DATA TO PROCESS |
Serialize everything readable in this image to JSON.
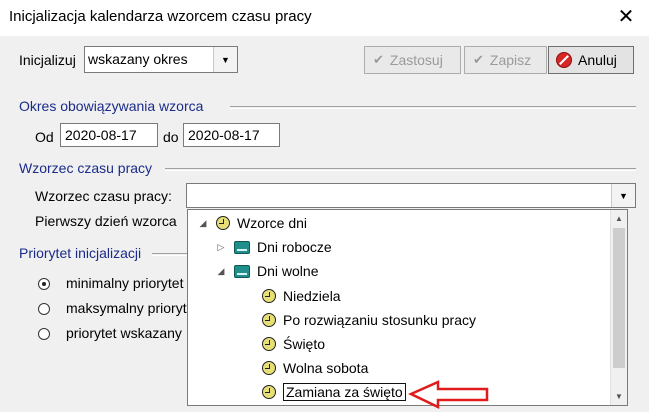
{
  "window": {
    "title": "Inicjalizacja kalendarza wzorcem czasu pracy",
    "close_symbol": "✕"
  },
  "toolbar": {
    "init_label": "Inicjalizuj",
    "init_value": "wskazany okres",
    "apply_label": "Zastosuj",
    "save_label": "Zapisz",
    "cancel_label": "Anuluj"
  },
  "period": {
    "section_title": "Okres obowiązywania wzorca",
    "from_label": "Od",
    "from_value": "2020-08-17",
    "to_label": "do",
    "to_value": "2020-08-17"
  },
  "pattern": {
    "section_title": "Wzorzec czasu pracy",
    "pattern_label": "Wzorzec czasu pracy:",
    "pattern_value": "",
    "first_day_label": "Pierwszy dzień wzorca"
  },
  "priority": {
    "section_title": "Priorytet inicjalizacji",
    "options": [
      "minimalny priorytet",
      "maksymalny priorytet",
      "priorytet wskazany"
    ],
    "selected_index": 0
  },
  "tree": {
    "items": [
      {
        "label": "Wzorce dni",
        "icon": "clock-icon",
        "expander": "expanded"
      },
      {
        "label": "Dni robocze",
        "icon": "book-icon",
        "expander": "collapsed"
      },
      {
        "label": "Dni wolne",
        "icon": "book-icon",
        "expander": "expanded"
      },
      {
        "label": "Niedziela",
        "icon": "clock-icon"
      },
      {
        "label": "Po rozwiązaniu stosunku pracy",
        "icon": "clock-icon"
      },
      {
        "label": "Święto",
        "icon": "clock-icon"
      },
      {
        "label": "Wolna sobota",
        "icon": "clock-icon"
      },
      {
        "label": "Zamiana za święto",
        "icon": "clock-icon",
        "selected": true
      }
    ]
  },
  "colors": {
    "section_title": "#1b2b8a",
    "annotation_arrow": "#e01b1b",
    "clock_fill": "#e6df77",
    "book_fill": "#1e8f8a"
  }
}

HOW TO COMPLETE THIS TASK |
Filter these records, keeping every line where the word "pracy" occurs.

REPLY TO THE TASK |
    "title": "Inicjalizacja kalendarza wzorcem czasu pracy",
    "section_title": "Wzorzec czasu pracy",
    "pattern_label": "Wzorzec czasu pracy:",
        "label": "Po rozwiązaniu stosunku pracy",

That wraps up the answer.